American Industry Overview: Motorcycles, Bicycles and Parts
The largest segment of this industry was motorcycles, which, after experiencing a downturn during the 1980s and early 1990s, roared back to consistently grow in popularity through the mid-2000s. Sales reached levels not seen since the motorcycle boom of the 1970s, topping the 1 million-unit mark in 2004, for example, as compared with 278,000 units sold in 1992. 2007 saw sales drop for the first time in 15 years, followed by another drop in 2008 to 880 million units sold.
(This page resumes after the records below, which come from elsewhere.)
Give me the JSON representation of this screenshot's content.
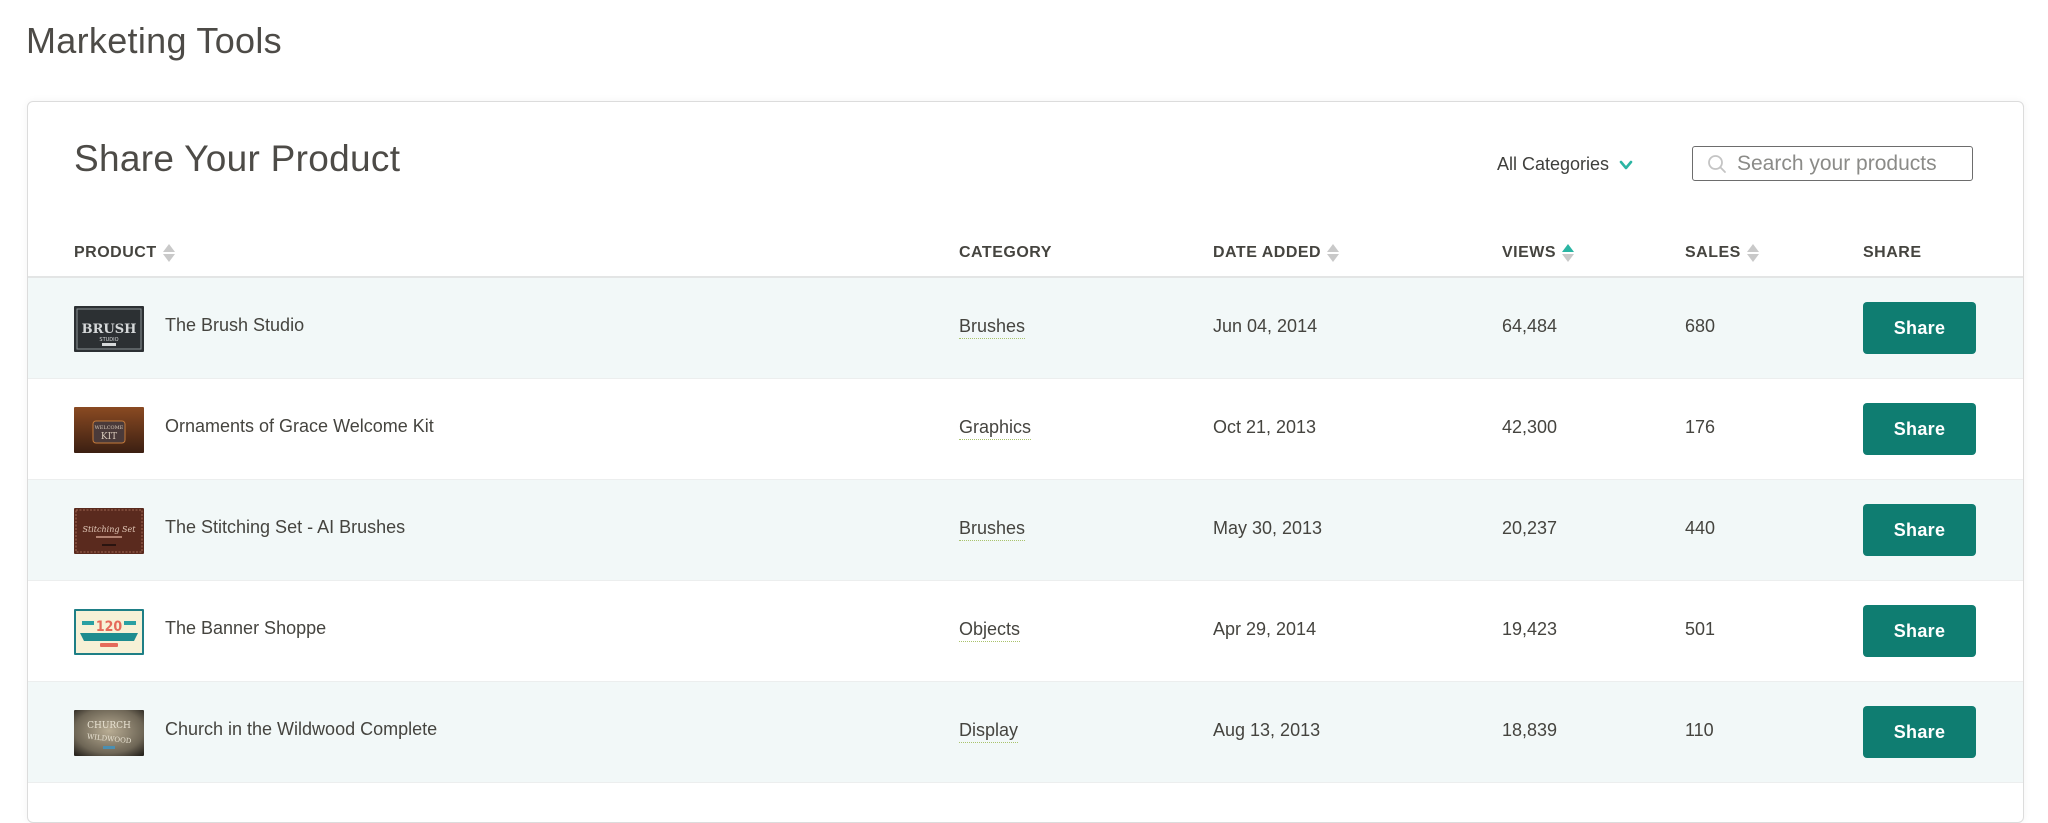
{
  "page": {
    "title": "Marketing Tools"
  },
  "card": {
    "title": "Share Your Product",
    "category_filter": {
      "selected": "All Categories",
      "icon": "chevron-down-icon"
    },
    "search": {
      "placeholder": "Search your products",
      "value": "",
      "icon": "search-icon"
    }
  },
  "table": {
    "columns": [
      {
        "key": "product",
        "label": "PRODUCT",
        "sortable": true,
        "sort": "none"
      },
      {
        "key": "category",
        "label": "CATEGORY",
        "sortable": false
      },
      {
        "key": "date_added",
        "label": "DATE ADDED",
        "sortable": true,
        "sort": "none"
      },
      {
        "key": "views",
        "label": "VIEWS",
        "sortable": true,
        "sort": "ascending-active"
      },
      {
        "key": "sales",
        "label": "SALES",
        "sortable": true,
        "sort": "none"
      },
      {
        "key": "share",
        "label": "SHARE",
        "sortable": false
      }
    ],
    "rows": [
      {
        "product": "The Brush Studio",
        "category": "Brushes",
        "date_added": "Jun 04, 2014",
        "views": "64,484",
        "sales": "680",
        "share_label": "Share",
        "thumb": "brush-studio-thumbnail"
      },
      {
        "product": "Ornaments of Grace Welcome Kit",
        "category": "Graphics",
        "date_added": "Oct 21, 2013",
        "views": "42,300",
        "sales": "176",
        "share_label": "Share",
        "thumb": "welcome-kit-thumbnail"
      },
      {
        "product": "The Stitching Set - AI Brushes",
        "category": "Brushes",
        "date_added": "May 30, 2013",
        "views": "20,237",
        "sales": "440",
        "share_label": "Share",
        "thumb": "stitching-set-thumbnail"
      },
      {
        "product": "The Banner Shoppe",
        "category": "Objects",
        "date_added": "Apr 29, 2014",
        "views": "19,423",
        "sales": "501",
        "share_label": "Share",
        "thumb": "banner-shoppe-thumbnail"
      },
      {
        "product": "Church in the Wildwood Complete",
        "category": "Display",
        "date_added": "Aug 13, 2013",
        "views": "18,839",
        "sales": "110",
        "share_label": "Share",
        "thumb": "church-wildwood-thumbnail"
      }
    ]
  },
  "colors": {
    "accent": "#2bb5a3",
    "share_button": "#0f7d71",
    "row_alt_bg": "#f2f8f8",
    "category_underline": "#a9c36c",
    "text": "#45443f"
  }
}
Harley-Davidson is the dominant U.S. manufacturer of motorcycles, competing primarily with foreign-based companies that have final assembly operations in the United States. About 60 motorcycle and bicycle companies combined for over $7.3 billion in revenue in 2008. While Harley-Davidson upheld the motorcycle segment of the industry, U.S. bicycle manufacturers had not been rolling along. The U.S.-based bike manufacturers that manage to survive the brutal price competition, largely due to the surge of low-cost competition from China-made bicycles, do so primarily by marketing high-end performance and BMX bicycles.